(Exercise directions)
Every record, down to the last line, must be given again exactly.

(Provided information)
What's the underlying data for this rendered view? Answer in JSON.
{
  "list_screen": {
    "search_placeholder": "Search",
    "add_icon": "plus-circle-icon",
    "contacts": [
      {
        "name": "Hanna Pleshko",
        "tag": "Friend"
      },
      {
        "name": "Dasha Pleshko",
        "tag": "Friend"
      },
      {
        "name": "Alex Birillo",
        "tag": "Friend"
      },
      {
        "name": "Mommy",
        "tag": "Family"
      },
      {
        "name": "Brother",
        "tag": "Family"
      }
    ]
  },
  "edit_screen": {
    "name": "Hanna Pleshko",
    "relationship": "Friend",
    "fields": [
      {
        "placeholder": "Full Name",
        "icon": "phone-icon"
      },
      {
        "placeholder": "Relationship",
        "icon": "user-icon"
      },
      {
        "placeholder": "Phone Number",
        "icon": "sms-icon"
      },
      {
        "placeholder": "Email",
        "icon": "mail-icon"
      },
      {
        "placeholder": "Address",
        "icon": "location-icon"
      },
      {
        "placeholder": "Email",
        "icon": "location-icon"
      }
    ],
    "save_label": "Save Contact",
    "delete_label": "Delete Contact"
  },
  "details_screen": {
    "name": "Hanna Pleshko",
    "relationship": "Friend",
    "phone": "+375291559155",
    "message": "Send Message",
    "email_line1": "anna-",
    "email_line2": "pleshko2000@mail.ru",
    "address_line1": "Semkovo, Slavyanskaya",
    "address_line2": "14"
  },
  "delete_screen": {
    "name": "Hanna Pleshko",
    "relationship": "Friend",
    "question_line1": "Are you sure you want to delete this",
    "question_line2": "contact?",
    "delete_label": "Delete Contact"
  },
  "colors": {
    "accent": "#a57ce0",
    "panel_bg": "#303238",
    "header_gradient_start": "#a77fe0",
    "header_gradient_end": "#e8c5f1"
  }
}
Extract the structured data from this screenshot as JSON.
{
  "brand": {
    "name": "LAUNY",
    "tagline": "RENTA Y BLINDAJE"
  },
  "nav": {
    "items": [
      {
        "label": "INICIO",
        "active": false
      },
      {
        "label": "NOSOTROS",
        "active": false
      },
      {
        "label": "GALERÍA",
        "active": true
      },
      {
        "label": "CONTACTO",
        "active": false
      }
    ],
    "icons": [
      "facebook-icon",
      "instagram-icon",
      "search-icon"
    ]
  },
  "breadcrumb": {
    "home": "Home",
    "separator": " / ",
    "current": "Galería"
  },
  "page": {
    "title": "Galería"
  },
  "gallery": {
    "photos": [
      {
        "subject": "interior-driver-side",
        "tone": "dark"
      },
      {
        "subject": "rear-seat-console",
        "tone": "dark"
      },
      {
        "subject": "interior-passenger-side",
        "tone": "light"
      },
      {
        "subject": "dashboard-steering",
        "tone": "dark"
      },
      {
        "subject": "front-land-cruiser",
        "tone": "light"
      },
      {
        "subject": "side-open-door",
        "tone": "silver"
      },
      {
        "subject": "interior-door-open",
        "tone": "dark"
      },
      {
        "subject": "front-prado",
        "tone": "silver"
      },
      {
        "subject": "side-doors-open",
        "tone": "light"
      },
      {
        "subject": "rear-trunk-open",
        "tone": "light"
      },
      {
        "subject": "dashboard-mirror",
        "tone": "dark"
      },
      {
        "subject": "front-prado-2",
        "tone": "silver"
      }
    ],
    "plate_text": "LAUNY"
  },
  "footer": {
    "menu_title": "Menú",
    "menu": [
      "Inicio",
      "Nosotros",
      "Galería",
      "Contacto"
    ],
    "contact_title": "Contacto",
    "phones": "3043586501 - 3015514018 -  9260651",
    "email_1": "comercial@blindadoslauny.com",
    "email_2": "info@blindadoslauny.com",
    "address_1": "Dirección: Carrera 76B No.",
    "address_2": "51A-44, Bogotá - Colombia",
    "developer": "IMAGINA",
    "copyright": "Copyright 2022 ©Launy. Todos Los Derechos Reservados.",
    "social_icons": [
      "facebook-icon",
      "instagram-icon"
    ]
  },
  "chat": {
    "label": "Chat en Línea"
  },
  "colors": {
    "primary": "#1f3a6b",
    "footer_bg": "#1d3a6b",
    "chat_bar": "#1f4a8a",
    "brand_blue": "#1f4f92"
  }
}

(Solution)
What's the underlying data for this rendered view? Answer in JSON.
{
  "list_screen": {
    "search_placeholder": "Search",
    "add_icon": "plus-circle-icon",
    "contacts": [
      {
        "name": "Hanna Pleshko",
        "tag": "Friend"
      },
      {
        "name": "Dasha Pleshko",
        "tag": "Friend"
      },
      {
        "name": "Alex Birillo",
        "tag": "Friend"
      },
      {
        "name": "Mommy",
        "tag": "Family"
      },
      {
        "name": "Brother",
        "tag": "Family"
      }
    ]
  },
  "edit_screen": {
    "name": "Hanna Pleshko",
    "relationship": "Friend",
    "fields": [
      {
        "placeholder": "Full Name",
        "icon": "phone-icon"
      },
      {
        "placeholder": "Relationship",
        "icon": "user-icon"
      },
      {
        "placeholder": "Phone Number",
        "icon": "sms-icon"
      },
      {
        "placeholder": "Email",
        "icon": "mail-icon"
      },
      {
        "placeholder": "Address",
        "icon": "location-icon"
      },
      {
        "placeholder": "Email",
        "icon": "location-icon"
      }
    ],
    "save_label": "Save Contact",
    "delete_label": "Delete Contact"
  },
  "details_screen": {
    "name": "Hanna Pleshko",
    "relationship": "Friend",
    "phone": "+375291559155",
    "message": "Send Message",
    "email_line1": "anna-",
    "email_line2": "pleshko2000@mail.ru",
    "address_line1": "Semkovo, Slavyanskaya",
    "address_line2": "14"
  },
  "delete_screen": {
    "name": "Hanna Pleshko",
    "relationship": "Friend",
    "question_line1": "Are you sure you want to delete this",
    "question_line2": "contact?",
    "delete_label": "Delete Contact"
  },
  "colors": {
    "accent": "#a57ce0",
    "panel_bg": "#303238",
    "header_gradient_start": "#a77fe0",
    "header_gradient_end": "#e8c5f1"
  }
}
Extract the structured data from this screenshot as JSON.
{
  "brand": {
    "name": "LAUNY",
    "tagline": "RENTA Y BLINDAJE"
  },
  "nav": {
    "items": [
      {
        "label": "INICIO",
        "active": false
      },
      {
        "label": "NOSOTROS",
        "active": false
      },
      {
        "label": "GALERÍA",
        "active": true
      },
      {
        "label": "CONTACTO",
        "active": false
      }
    ],
    "icons": [
      "facebook-icon",
      "instagram-icon",
      "search-icon"
    ]
  },
  "breadcrumb": {
    "home": "Home",
    "separator": " / ",
    "current": "Galería"
  },
  "page": {
    "title": "Galería"
  },
  "gallery": {
    "photos": [
      {
        "subject": "interior-driver-side",
        "tone": "dark"
      },
      {
        "subject": "rear-seat-console",
        "tone": "dark"
      },
      {
        "subject": "interior-passenger-side",
        "tone": "light"
      },
      {
        "subject": "dashboard-steering",
        "tone": "dark"
      },
      {
        "subject": "front-land-cruiser",
        "tone": "light"
      },
      {
        "subject": "side-open-door",
        "tone": "silver"
      },
      {
        "subject": "interior-door-open",
        "tone": "dark"
      },
      {
        "subject": "front-prado",
        "tone": "silver"
      },
      {
        "subject": "side-doors-open",
        "tone": "light"
      },
      {
        "subject": "rear-trunk-open",
        "tone": "light"
      },
      {
        "subject": "dashboard-mirror",
        "tone": "dark"
      },
      {
        "subject": "front-prado-2",
        "tone": "silver"
      }
    ],
    "plate_text": "LAUNY"
  },
  "footer": {
    "menu_title": "Menú",
    "menu": [
      "Inicio",
      "Nosotros",
      "Galería",
      "Contacto"
    ],
    "contact_title": "Contacto",
    "phones": "3043586501 - 3015514018 -  9260651",
    "email_1": "comercial@blindadoslauny.com",
    "email_2": "info@blindadoslauny.com",
    "address_1": "Dirección: Carrera 76B No.",
    "address_2": "51A-44, Bogotá - Colombia",
    "developer": "IMAGINA",
    "copyright": "Copyright 2022 ©Launy. Todos Los Derechos Reservados.",
    "social_icons": [
      "facebook-icon",
      "instagram-icon"
    ]
  },
  "chat": {
    "label": "Chat en Línea"
  },
  "colors": {
    "primary": "#1f3a6b",
    "footer_bg": "#1d3a6b",
    "chat_bar": "#1f4a8a",
    "brand_blue": "#1f4f92"
  }
}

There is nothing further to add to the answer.